* Required work: If a line below includes the string "beam", copy it.

* Dataset extract:
========

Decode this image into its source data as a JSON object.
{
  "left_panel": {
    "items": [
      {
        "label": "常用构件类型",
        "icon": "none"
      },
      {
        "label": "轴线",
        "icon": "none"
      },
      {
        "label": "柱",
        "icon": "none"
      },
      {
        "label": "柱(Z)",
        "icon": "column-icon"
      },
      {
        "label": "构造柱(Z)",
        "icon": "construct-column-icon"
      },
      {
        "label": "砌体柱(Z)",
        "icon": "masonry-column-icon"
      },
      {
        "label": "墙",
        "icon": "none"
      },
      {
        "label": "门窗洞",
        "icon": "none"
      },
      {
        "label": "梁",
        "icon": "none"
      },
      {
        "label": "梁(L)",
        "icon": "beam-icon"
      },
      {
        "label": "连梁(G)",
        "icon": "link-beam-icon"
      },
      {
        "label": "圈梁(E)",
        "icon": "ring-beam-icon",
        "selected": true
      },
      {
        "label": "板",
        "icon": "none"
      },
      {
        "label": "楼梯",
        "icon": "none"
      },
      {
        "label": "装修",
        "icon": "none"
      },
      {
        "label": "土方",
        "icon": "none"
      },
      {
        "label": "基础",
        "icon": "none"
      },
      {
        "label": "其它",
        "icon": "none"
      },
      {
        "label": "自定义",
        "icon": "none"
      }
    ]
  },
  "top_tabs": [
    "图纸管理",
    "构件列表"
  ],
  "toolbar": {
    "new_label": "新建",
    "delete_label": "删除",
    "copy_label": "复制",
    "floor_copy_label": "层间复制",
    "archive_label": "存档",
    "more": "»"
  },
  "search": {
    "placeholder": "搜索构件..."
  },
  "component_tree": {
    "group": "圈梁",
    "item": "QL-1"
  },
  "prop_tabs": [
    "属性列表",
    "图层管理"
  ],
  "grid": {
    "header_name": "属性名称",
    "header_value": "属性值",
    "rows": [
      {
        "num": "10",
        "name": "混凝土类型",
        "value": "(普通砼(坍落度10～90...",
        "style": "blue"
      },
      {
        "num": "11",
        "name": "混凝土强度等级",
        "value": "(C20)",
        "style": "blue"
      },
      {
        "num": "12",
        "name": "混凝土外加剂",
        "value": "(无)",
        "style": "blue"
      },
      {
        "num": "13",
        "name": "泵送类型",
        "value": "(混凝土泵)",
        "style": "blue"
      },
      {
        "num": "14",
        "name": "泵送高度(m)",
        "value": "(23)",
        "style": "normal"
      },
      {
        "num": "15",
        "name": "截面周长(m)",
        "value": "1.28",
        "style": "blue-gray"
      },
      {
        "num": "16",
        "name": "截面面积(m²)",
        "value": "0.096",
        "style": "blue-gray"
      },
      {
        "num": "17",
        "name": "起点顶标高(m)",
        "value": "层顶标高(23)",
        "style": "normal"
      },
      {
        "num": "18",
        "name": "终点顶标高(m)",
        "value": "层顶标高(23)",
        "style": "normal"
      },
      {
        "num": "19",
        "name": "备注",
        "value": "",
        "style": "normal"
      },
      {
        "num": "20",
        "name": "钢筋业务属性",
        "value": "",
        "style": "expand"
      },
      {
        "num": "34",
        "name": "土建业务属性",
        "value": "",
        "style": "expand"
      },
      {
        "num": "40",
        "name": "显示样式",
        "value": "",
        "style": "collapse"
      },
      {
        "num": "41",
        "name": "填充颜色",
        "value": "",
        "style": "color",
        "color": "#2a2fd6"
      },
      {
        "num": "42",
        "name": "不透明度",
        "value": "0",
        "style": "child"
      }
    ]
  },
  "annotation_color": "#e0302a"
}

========

* Problem solution:
        "icon": "beam-icon"
        "icon": "link-beam-icon"
        "icon": "ring-beam-icon",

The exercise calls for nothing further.